▶ Records for the exercise
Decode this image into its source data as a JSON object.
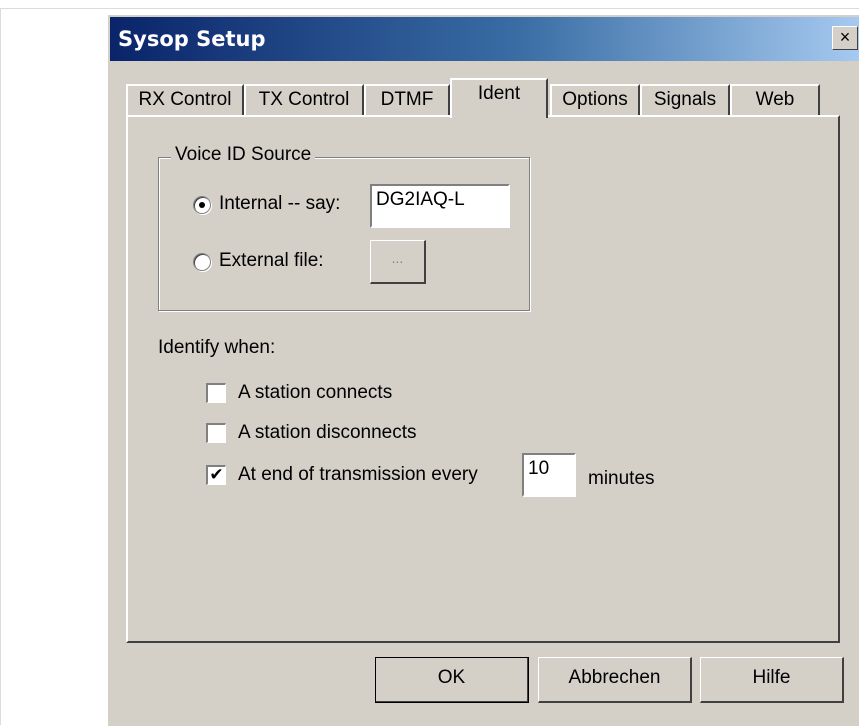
{
  "window": {
    "title": "Sysop Setup",
    "close_glyph": "×"
  },
  "tabs": [
    {
      "label": "RX Control"
    },
    {
      "label": "TX Control"
    },
    {
      "label": "DTMF"
    },
    {
      "label": "Ident",
      "active": true
    },
    {
      "label": "Options"
    },
    {
      "label": "Signals"
    },
    {
      "label": "Web"
    }
  ],
  "voice_id": {
    "group_label": "Voice ID Source",
    "internal_label": "Internal -- say:",
    "internal_value": "DG2IAQ-L",
    "internal_selected": true,
    "external_label": "External file:",
    "browse_label": "..."
  },
  "identify": {
    "heading": "Identify when:",
    "options": [
      {
        "label": "A station connects",
        "checked": false
      },
      {
        "label": "A station disconnects",
        "checked": false
      },
      {
        "label": "At end of transmission every",
        "checked": true
      }
    ],
    "minutes_value": "10",
    "minutes_label": "minutes"
  },
  "buttons": {
    "ok": "OK",
    "cancel": "Abbrechen",
    "help": "Hilfe"
  },
  "icons": {
    "check_glyph": "✔"
  },
  "colors": {
    "face": "#d4d0c8",
    "title_start": "#0a246a",
    "title_end": "#a6caf0"
  }
}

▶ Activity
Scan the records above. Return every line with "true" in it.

▶ Result of the exercise
      "active": true
    "internal_selected": true,
        "checked": true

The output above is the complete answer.